Usually Florida political parties wait until after elections to file lawsuits. This year, they’re getting an early start, reports the New York Times:
The lawsuit was filed after a stream of complaints from voters who sometimes waited nearly seven hours to vote or who did not vote at all because they could not wait for so long to do so.
Shortly after the lawsuit was filed, local election supervisors in Miami-Dade and Palm Beach Counties, where lines sometimes snaked out the door and around buildings, said they would allow voters to request and cast absentee ballots on Sunday. Voters in three other Florida counties will also be able to pick up and drop off absentee ballots. State election law permits election offices to receive absentee ballots through Tuesday as long as they are cast in person.
President Obama is so invested in his campaign’s early voting strategy that he became the first sitting president to cast a ballot before election day. In case you missed the subtlety of the First Lady telling you to “vote early” on Jimmy Kimmel Live, the president has started doing his stump speech in front of a giant, fluorescent “Vote Early” sign. It’s basically his campaign motto.
And it’s not working. According to Gallup’s latest, Romney leads Obama among voters who have already cast their ballots:
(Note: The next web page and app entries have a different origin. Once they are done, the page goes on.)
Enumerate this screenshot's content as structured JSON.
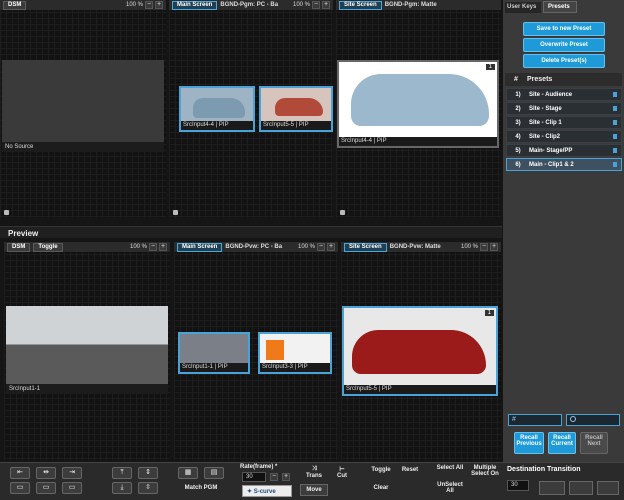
{
  "program": {
    "panes": [
      {
        "tab": "DSM",
        "title": "",
        "zoom": "100 %"
      },
      {
        "tab": "Main Screen",
        "title": "BGND-Pgm: PC - Ba",
        "zoom": "100 %"
      },
      {
        "tab": "Site Screen",
        "title": "BGND-Pgm: Matte",
        "zoom": ""
      }
    ],
    "no_source": "No Source",
    "win_pgm_a": "SrcInput4-4 | PIP",
    "win_pgm_b": "SrcInput5-5 | PIP",
    "win_pgm_c": "SrcInput4-4 | PIP",
    "t_a": "T",
    "t_b": "T",
    "badge": "1"
  },
  "preview": {
    "title": "Preview",
    "panes": [
      {
        "tab": "DSM",
        "extra": "Toggle",
        "zoom": "100 %"
      },
      {
        "tab": "Main Screen",
        "title": "BGND-Pvw: PC - Ba",
        "zoom": "100 %"
      },
      {
        "tab": "Site Screen",
        "title": "BGND-Pvw: Matte",
        "zoom": "100 %"
      }
    ],
    "src_big": "SrcInput1-1",
    "win_a": "SrcInput1-1 | PIP",
    "win_b": "SrcInput3-3 | PIP",
    "win_c": "SrcInput5-5 | PIP",
    "badge": "1"
  },
  "side": {
    "tabs": [
      "User Keys",
      "Presets"
    ],
    "save": "Save to new Preset",
    "overwrite": "Overwrite Preset",
    "delete": "Delete Preset(s)",
    "hash": "#",
    "presets_header": "Presets",
    "presets": [
      {
        "num": "1)",
        "name": "Site - Audience"
      },
      {
        "num": "2)",
        "name": "Site - Stage"
      },
      {
        "num": "3)",
        "name": "Site - Clip 1"
      },
      {
        "num": "4)",
        "name": "Site - Clip2"
      },
      {
        "num": "5)",
        "name": "Main- Stage/PP"
      },
      {
        "num": "6)",
        "name": "Main - Clip1 & 2"
      }
    ],
    "search_hash": "#",
    "recall_prev": "Recall Previous",
    "recall_cur": "Recall Current",
    "recall_next": "Recall Next",
    "dest_transition": "Destination Transition",
    "dest_value": "30"
  },
  "toolbar": {
    "match_pgm": "Match PGM",
    "rate_label": "Rate(frame) *",
    "rate_value": "30",
    "scurve": "S-curve",
    "trans": "Trans",
    "cut": "Cut",
    "move": "Move",
    "toggle": "Toggle",
    "reset": "Reset",
    "clear": "Clear",
    "select_all": "Select All",
    "unselect_all": "UnSelect All",
    "multiple": "Multiple Select On",
    "minus": "−",
    "plus": "+"
  }
}
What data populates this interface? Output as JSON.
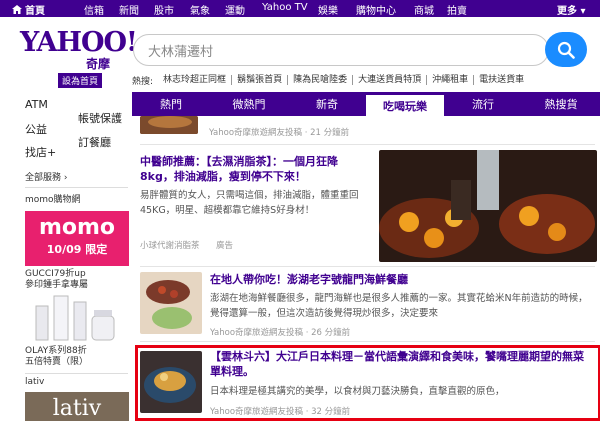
{
  "topbar": {
    "home": "首頁",
    "items": [
      "信箱",
      "新聞",
      "股市",
      "氣象",
      "運動",
      "Yahoo TV",
      "娛樂",
      "購物中心",
      "商城",
      "拍賣"
    ],
    "more": "更多"
  },
  "header": {
    "logo_text": "YAHOO!",
    "logo_cn": "奇摩",
    "set_home": "設為首頁"
  },
  "search": {
    "value": "大林蒲遷村"
  },
  "hot": {
    "label": "熱搜:",
    "items": [
      "林志玲超正同框",
      "鬍鬚張首頁",
      "陳為民嗆陸委",
      "大連送貨員特頂",
      "沖繩租車",
      "電扶送貨車"
    ]
  },
  "sidebar": {
    "atm": "ATM",
    "bill": "帳號保護",
    "pub": "公益",
    "order": "訂餐廳",
    "house": "找店+",
    "all": "全部服務",
    "all_arrow": "›",
    "momo_section": "momo購物網",
    "momo_line1": "momo",
    "momo_line2": "10/09 限定",
    "ad1_l1": "GUCCI79折up",
    "ad1_l2": "參印鍾手拿專屬",
    "ad2_l1": "OLAY系列88折",
    "ad2_l2": "五倍特賣（限）",
    "lativ_section": "lativ",
    "lativ_logo": "lativ"
  },
  "tabs": [
    "熱門",
    "微熱門",
    "新奇",
    "吃喝玩樂",
    "流行",
    "熱搜貨"
  ],
  "active_tab": "吃喝玩樂",
  "articles": [
    {
      "meta": "Yahoo奇摩旅遊網友投稿 · 21 分鐘前"
    },
    {
      "title": "中醫師推薦：【去濕消脂茶】：一個月狂降8kg，排油減脂，瘦到停不下來！",
      "snippet": "易胖體質的女人，只需喝這個，排油減脂，體重重回45KG，明星、超模都靠它維持S好身材！",
      "meta_source": "小球代謝消脂茶",
      "meta_ad": "廣告"
    },
    {
      "title": "在地人帶你吃！澎湖老字號龍門海鮮餐廳",
      "snippet": "澎湖在地海鮮餐廳很多，龍門海鮮也是很多人推薦的一家。其實花蛤米N年前造訪的時候，覺得還算一般，但這次造訪後覺得現炒很多，決定要來",
      "meta": "Yahoo奇摩旅遊網友投稿 · 26 分鐘前"
    },
    {
      "title": "【雲林斗六】大江戶日本料理－當代語彙演繹和食美味，饕嘴理麗期望的無菜單料理。",
      "snippet": "日本料理是極其講究的美學，以食材與刀藝決勝負，直擊直觀的原色，",
      "meta": "Yahoo奇摩旅遊網友投稿 · 32 分鐘前"
    }
  ],
  "colors": {
    "brand": "#400090",
    "search_button": "#1a8cff",
    "highlight_border": "#e60012",
    "momo": "#e8206e"
  }
}
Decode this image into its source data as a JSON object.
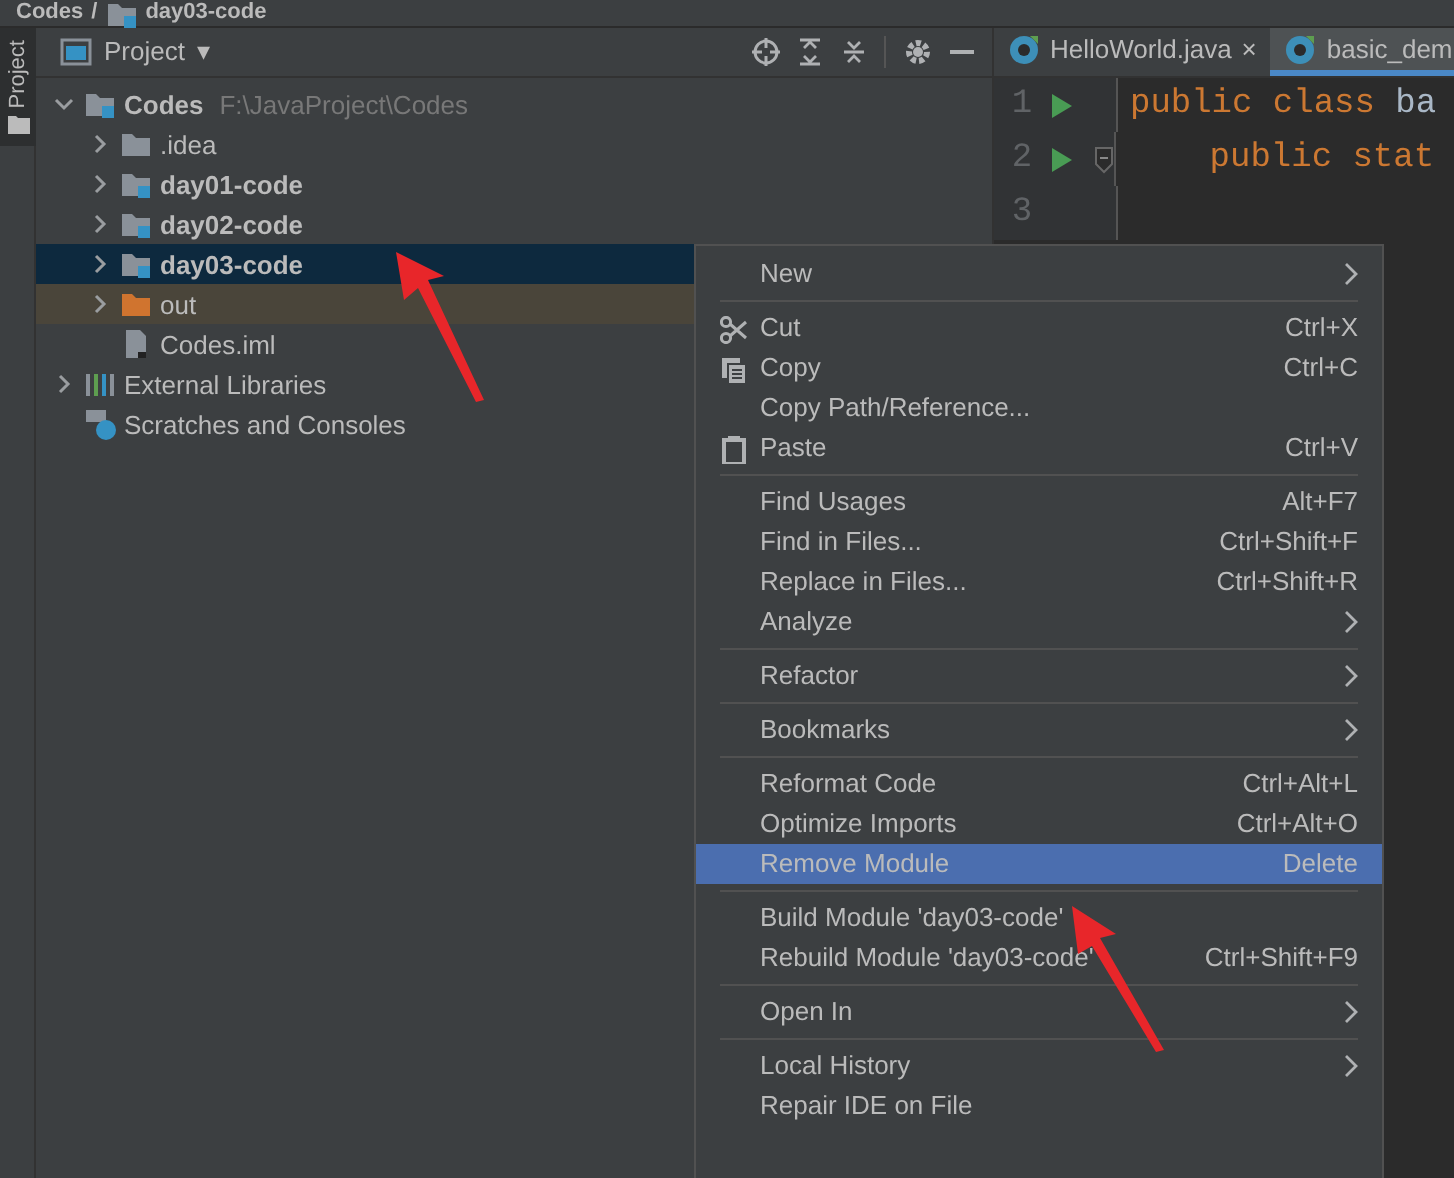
{
  "breadcrumb": [
    {
      "label": "Codes",
      "kind": "project"
    },
    {
      "label": "day03-code",
      "kind": "module",
      "separator": "/"
    }
  ],
  "tool_strip": [
    {
      "label": "Project",
      "selected": true
    }
  ],
  "project_panel": {
    "title": "Project",
    "caret": "▾",
    "tree": [
      {
        "label": "Codes",
        "path": "F:\\JavaProject\\Codes",
        "kind": "module",
        "expanded": true,
        "selected": false,
        "children": [
          {
            "label": ".idea",
            "kind": "folder",
            "expanded": false,
            "selected": false
          },
          {
            "label": "day01-code",
            "kind": "module",
            "expanded": false,
            "selected": false
          },
          {
            "label": "day02-code",
            "kind": "module",
            "expanded": false,
            "selected": false
          },
          {
            "label": "day03-code",
            "kind": "module",
            "expanded": false,
            "selected": true
          },
          {
            "label": "out",
            "kind": "excluded",
            "expanded": false,
            "selected": false
          },
          {
            "label": "Codes.iml",
            "kind": "file",
            "selected": false
          }
        ]
      },
      {
        "label": "External Libraries",
        "kind": "libraries",
        "expanded": false,
        "selected": false
      },
      {
        "label": "Scratches and Consoles",
        "kind": "scratches",
        "selected": false
      }
    ]
  },
  "editor": {
    "tabs": [
      {
        "label": "HelloWorld.java",
        "close": "×",
        "selected": false
      },
      {
        "label": "basic_dem",
        "selected": true
      }
    ],
    "lines": [
      {
        "number": "1",
        "run": true,
        "fold": false,
        "keyword": "public class",
        "rest": "ba"
      },
      {
        "number": "2",
        "run": true,
        "fold": true,
        "keyword": "    public stat"
      },
      {
        "number": "3",
        "run": false,
        "fold": false
      }
    ]
  },
  "context_menu": [
    {
      "kind": "item",
      "label": "New",
      "submenu": true,
      "selected": false
    },
    {
      "kind": "separator"
    },
    {
      "kind": "cut",
      "label": "Cut",
      "shortcut": "Ctrl+X",
      "selected": false
    },
    {
      "kind": "copy",
      "label": "Copy",
      "shortcut": "Ctrl+C",
      "selected": false
    },
    {
      "kind": "item",
      "label": "Copy Path/Reference...",
      "selected": false
    },
    {
      "kind": "paste",
      "label": "Paste",
      "shortcut": "Ctrl+V",
      "selected": false
    },
    {
      "kind": "separator"
    },
    {
      "kind": "item",
      "label": "Find Usages",
      "shortcut": "Alt+F7",
      "selected": false
    },
    {
      "kind": "item",
      "label": "Find in Files...",
      "shortcut": "Ctrl+Shift+F",
      "selected": false
    },
    {
      "kind": "item",
      "label": "Replace in Files...",
      "shortcut": "Ctrl+Shift+R",
      "selected": false
    },
    {
      "kind": "item",
      "label": "Analyze",
      "submenu": true,
      "selected": false
    },
    {
      "kind": "separator"
    },
    {
      "kind": "item",
      "label": "Refactor",
      "submenu": true,
      "selected": false
    },
    {
      "kind": "separator"
    },
    {
      "kind": "item",
      "label": "Bookmarks",
      "submenu": true,
      "selected": false
    },
    {
      "kind": "separator"
    },
    {
      "kind": "item",
      "label": "Reformat Code",
      "shortcut": "Ctrl+Alt+L",
      "selected": false
    },
    {
      "kind": "item",
      "label": "Optimize Imports",
      "shortcut": "Ctrl+Alt+O",
      "selected": false
    },
    {
      "kind": "item",
      "label": "Remove Module",
      "shortcut": "Delete",
      "selected": true
    },
    {
      "kind": "separator"
    },
    {
      "kind": "item",
      "label": "Build Module 'day03-code'",
      "selected": false
    },
    {
      "kind": "item",
      "label": "Rebuild Module 'day03-code'",
      "shortcut": "Ctrl+Shift+F9",
      "selected": false
    },
    {
      "kind": "separator"
    },
    {
      "kind": "item",
      "label": "Open In",
      "submenu": true,
      "selected": false
    },
    {
      "kind": "separator"
    },
    {
      "kind": "item",
      "label": "Local History",
      "submenu": true,
      "selected": false
    },
    {
      "kind": "item",
      "label": "Repair IDE on File",
      "selected": false
    }
  ]
}
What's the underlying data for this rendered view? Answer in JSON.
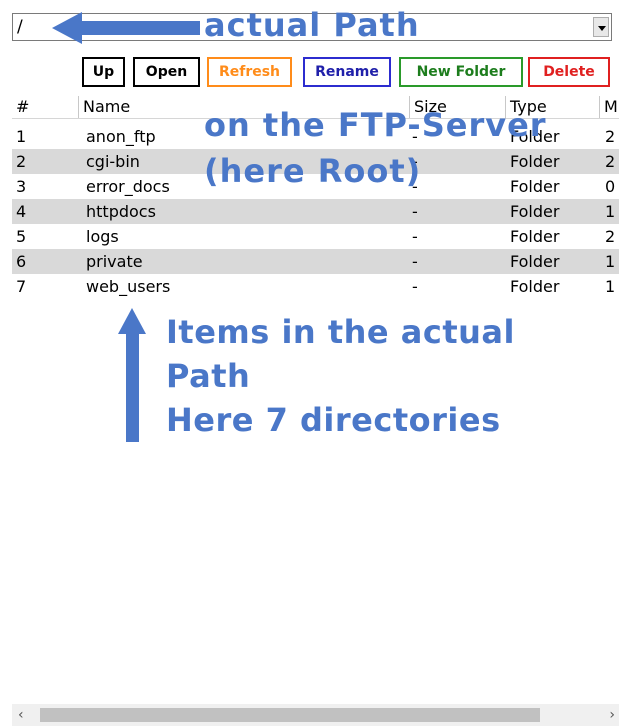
{
  "path_bar": {
    "value": "/"
  },
  "toolbar": {
    "up": "Up",
    "open": "Open",
    "refresh": "Refresh",
    "rename": "Rename",
    "new_folder": "New Folder",
    "delete": "Delete"
  },
  "columns": {
    "num": "#",
    "name": "Name",
    "size": "Size",
    "type": "Type",
    "modified": "M"
  },
  "rows": [
    {
      "num": "1",
      "name": "anon_ftp",
      "size": "-",
      "type": "Folder",
      "mod": "2"
    },
    {
      "num": "2",
      "name": "cgi-bin",
      "size": "-",
      "type": "Folder",
      "mod": "2"
    },
    {
      "num": "3",
      "name": "error_docs",
      "size": "-",
      "type": "Folder",
      "mod": "0"
    },
    {
      "num": "4",
      "name": "httpdocs",
      "size": "-",
      "type": "Folder",
      "mod": "1"
    },
    {
      "num": "5",
      "name": "logs",
      "size": "-",
      "type": "Folder",
      "mod": "2"
    },
    {
      "num": "6",
      "name": "private",
      "size": "-",
      "type": "Folder",
      "mod": "1"
    },
    {
      "num": "7",
      "name": "web_users",
      "size": "-",
      "type": "Folder",
      "mod": "1"
    }
  ],
  "annotations": {
    "path": "actual Path",
    "ftp_line1": "on the FTP-Server",
    "ftp_line2": "(here Root)",
    "items_line1": "Items in the actual",
    "items_line2": "Path",
    "items_line3": "Here 7 directories"
  },
  "scrollbar": {
    "left_icon": "chevron-left-icon",
    "right_icon": "chevron-right-icon"
  },
  "colors": {
    "annotation": "#4a77c8",
    "refresh": "#ff8c1a",
    "rename": "#2020aa",
    "new_folder": "#1d7d1d",
    "delete": "#e02020",
    "alt_row": "#d9d9d9"
  }
}
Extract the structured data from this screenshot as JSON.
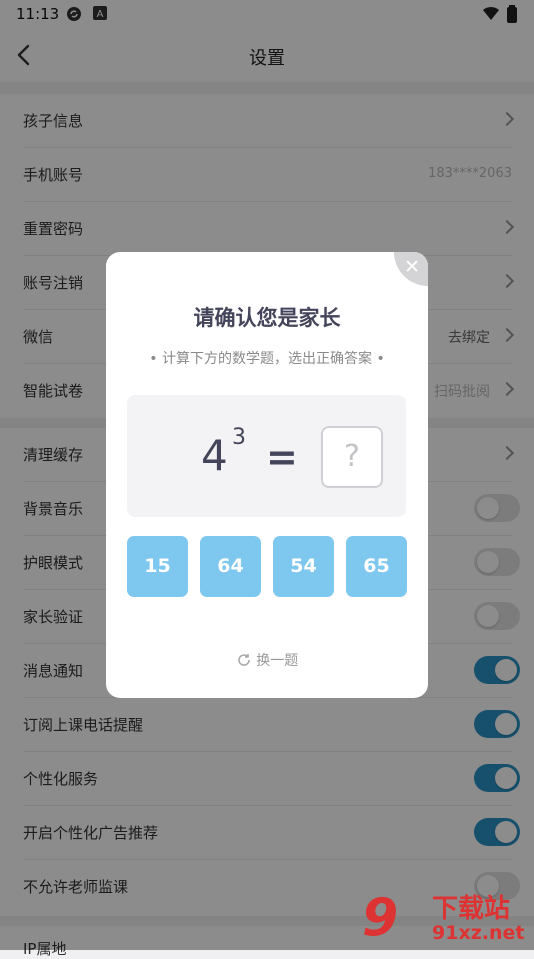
{
  "status_bar": {
    "time": "11:13",
    "icons": [
      "sync-icon",
      "a-badge-icon",
      "wifi-icon",
      "battery-icon"
    ]
  },
  "header": {
    "title": "设置"
  },
  "settings": {
    "rows": [
      {
        "label": "孩子信息"
      },
      {
        "label": "手机账号",
        "value": "183****2063"
      },
      {
        "label": "重置密码"
      },
      {
        "label": "账号注销"
      },
      {
        "label": "微信",
        "value": "去绑定"
      },
      {
        "label": "智能试卷",
        "value": "扫码批阅"
      },
      {
        "label": "清理缓存"
      },
      {
        "label": "背景音乐",
        "toggle": false
      },
      {
        "label": "护眼模式",
        "toggle": false
      },
      {
        "label": "家长验证",
        "toggle": false
      },
      {
        "label": "消息通知",
        "toggle": true
      },
      {
        "label": "订阅上课电话提醒",
        "toggle": true
      },
      {
        "label": "个性化服务",
        "toggle": true
      },
      {
        "label": "开启个性化广告推荐",
        "toggle": true
      },
      {
        "label": "不允许老师监课",
        "toggle": false
      },
      {
        "label": "IP属地"
      }
    ]
  },
  "modal": {
    "title": "请确认您是家长",
    "subtitle": "• 计算下方的数学题，选出正确答案 •",
    "question": {
      "base": "4",
      "exponent": "3",
      "equals": "=",
      "answer": "?"
    },
    "options": [
      "15",
      "64",
      "54",
      "65"
    ],
    "refresh_label": "换一题",
    "close_symbol": "✕"
  },
  "watermark": {
    "number": "9",
    "text1": "下载站",
    "text2": "91xz.net"
  },
  "colors": {
    "accent": "#2a93c7",
    "option": "#7ec7ef"
  }
}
Democrats are crowing today about how their early voting operation is giving President Obama a big edge over Mitt Romney. Early voting has been a priority for the Democrats who have fought hard to preserve it in the crucial swing state of Ohio. According to a Reuters/Ipsos poll, they are being rewarded for this emphasis by gaining a huge edge among early voters. Reuters reports the poll says Obama leads Romney 59-31 percent among the seven percent of the electorate that has already cast their ballots. If those numbers were accurate and hold up by Election Day, that could make an enormous difference in what has otherwise been considered a tossup election. But, as the Romney campaign has pointed out, the poll doesn’t seem reliable. Nor is it necessarily indicative of what the results will be in various states.
Liberals who have been quick to pounce on any poll with an inadequate sample in the past should steer clear of this Reuters poll. Not only is the margin of error in the survey a whopping 10 percent and therefore so large as to render its results meaningless, but also the sample in each state is miniscule. As Rich Beeson, Romney’s political director, pointed out in a memo, the total sample of early voters was only 361 with only 115 of them in swing states. That means the average number of early voters polled in each state is less than 10. Early voting hasn’t even begun for the general population in Colorado, the state with the highest number of early voters four years ago. More important is the identity of the groups the campaigns are targeting in their early voting turnout programs. According to Politico, the Democrats have focused on getting Obama’s base out early while the Republicans think their core voters don’t need to be rousted out to the polls before Election Day, and instead concentrate on wavering potential GOP voters. Whether the latter strategy is smarter than the former is yet to be seen. But the Reuters poll is so flimsy that it’s difficult to see why it should be taken seriously.